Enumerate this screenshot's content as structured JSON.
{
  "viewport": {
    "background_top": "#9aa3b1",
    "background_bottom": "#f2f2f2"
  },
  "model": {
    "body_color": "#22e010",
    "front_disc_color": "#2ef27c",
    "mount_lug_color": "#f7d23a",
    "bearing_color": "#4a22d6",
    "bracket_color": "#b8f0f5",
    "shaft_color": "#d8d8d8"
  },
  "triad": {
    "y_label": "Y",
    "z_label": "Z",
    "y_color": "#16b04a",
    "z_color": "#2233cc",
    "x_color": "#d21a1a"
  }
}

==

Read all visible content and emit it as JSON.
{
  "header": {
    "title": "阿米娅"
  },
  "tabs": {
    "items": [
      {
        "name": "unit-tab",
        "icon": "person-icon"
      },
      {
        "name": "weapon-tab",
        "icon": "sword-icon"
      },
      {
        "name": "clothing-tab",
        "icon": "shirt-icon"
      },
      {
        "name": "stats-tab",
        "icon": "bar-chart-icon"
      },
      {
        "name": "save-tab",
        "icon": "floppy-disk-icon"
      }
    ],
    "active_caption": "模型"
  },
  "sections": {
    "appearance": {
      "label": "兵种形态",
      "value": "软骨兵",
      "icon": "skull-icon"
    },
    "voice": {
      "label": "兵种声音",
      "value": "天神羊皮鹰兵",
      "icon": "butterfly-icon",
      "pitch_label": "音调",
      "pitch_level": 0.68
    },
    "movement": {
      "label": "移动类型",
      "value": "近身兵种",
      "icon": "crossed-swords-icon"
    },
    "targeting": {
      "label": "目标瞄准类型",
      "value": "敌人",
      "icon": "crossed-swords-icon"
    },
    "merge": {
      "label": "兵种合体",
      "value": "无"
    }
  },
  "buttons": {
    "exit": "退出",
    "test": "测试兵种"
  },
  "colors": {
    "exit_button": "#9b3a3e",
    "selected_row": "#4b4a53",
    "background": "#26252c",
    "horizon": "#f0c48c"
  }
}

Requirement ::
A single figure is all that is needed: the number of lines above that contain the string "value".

Response to this exercise ::
5